(WORK ITEM) Extract, from the records beneath this instruction, each line that contains the word "JSON".

(RECORDS SHOWN)

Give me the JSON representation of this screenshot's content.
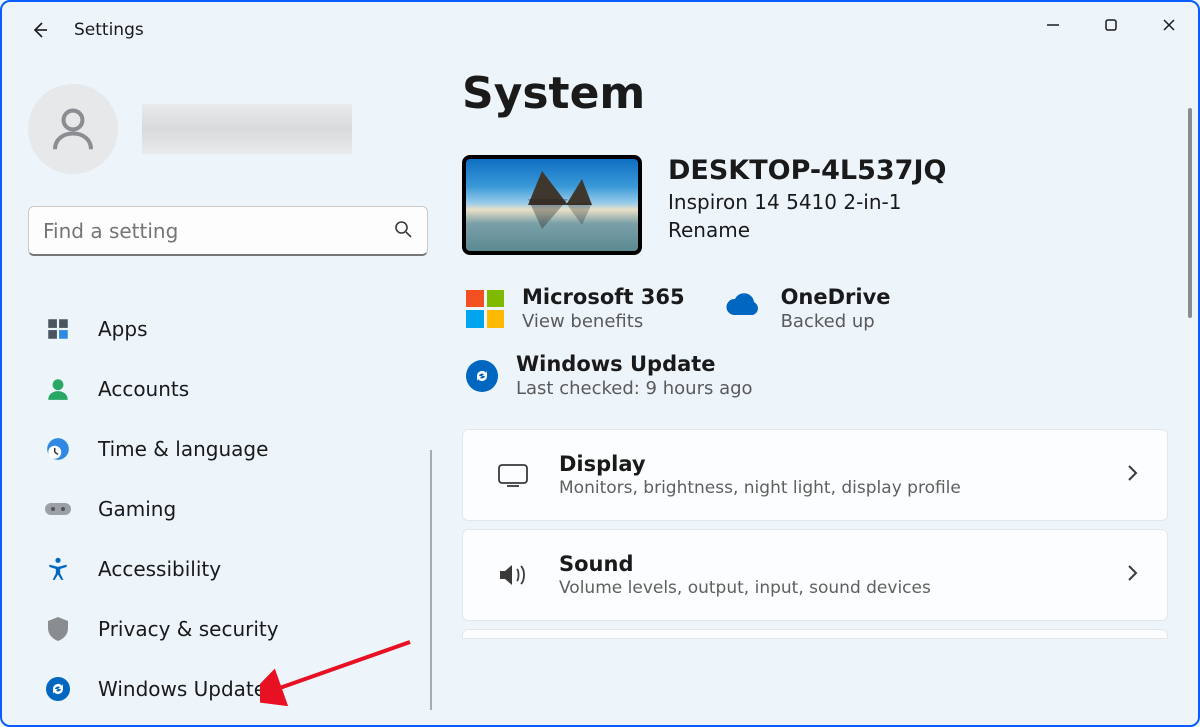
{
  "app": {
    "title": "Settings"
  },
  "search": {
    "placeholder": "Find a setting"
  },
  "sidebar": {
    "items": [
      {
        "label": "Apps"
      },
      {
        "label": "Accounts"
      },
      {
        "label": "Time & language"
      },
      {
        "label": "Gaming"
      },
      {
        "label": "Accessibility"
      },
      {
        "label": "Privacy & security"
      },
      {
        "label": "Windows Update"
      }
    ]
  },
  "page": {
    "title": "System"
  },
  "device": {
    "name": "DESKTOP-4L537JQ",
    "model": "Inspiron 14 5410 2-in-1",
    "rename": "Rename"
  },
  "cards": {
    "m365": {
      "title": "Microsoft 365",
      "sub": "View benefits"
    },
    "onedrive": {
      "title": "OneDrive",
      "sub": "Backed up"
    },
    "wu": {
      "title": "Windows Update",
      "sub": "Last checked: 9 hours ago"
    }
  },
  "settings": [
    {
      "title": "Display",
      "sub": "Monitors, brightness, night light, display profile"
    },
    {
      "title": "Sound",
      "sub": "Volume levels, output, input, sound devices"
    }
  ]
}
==
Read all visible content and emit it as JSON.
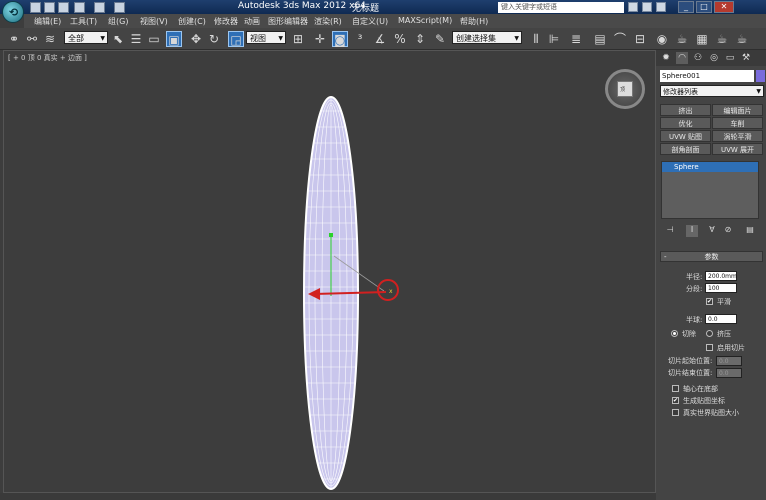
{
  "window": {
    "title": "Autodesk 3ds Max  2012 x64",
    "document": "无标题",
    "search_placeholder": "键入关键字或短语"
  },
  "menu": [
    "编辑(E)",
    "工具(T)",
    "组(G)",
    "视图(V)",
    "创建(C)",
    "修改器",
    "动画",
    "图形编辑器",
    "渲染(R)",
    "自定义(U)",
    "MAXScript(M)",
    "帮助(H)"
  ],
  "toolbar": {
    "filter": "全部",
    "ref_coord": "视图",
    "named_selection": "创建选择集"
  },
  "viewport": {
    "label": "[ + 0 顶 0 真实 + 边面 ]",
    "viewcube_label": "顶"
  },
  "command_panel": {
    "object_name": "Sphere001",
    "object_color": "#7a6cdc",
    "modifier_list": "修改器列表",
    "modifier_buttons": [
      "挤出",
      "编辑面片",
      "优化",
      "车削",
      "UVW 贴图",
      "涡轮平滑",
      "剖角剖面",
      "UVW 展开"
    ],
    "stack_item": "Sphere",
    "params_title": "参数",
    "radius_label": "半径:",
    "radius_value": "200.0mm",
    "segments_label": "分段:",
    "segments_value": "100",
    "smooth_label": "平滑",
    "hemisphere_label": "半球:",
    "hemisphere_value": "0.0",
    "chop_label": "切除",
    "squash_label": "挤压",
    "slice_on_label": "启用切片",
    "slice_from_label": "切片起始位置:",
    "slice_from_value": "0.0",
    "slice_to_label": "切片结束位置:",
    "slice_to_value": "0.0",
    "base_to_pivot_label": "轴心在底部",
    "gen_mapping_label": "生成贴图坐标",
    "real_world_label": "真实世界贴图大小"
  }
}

(YOUR SOLUTION)
Give me the JSON representation of this screenshot's content.
Read all visible content and emit it as JSON.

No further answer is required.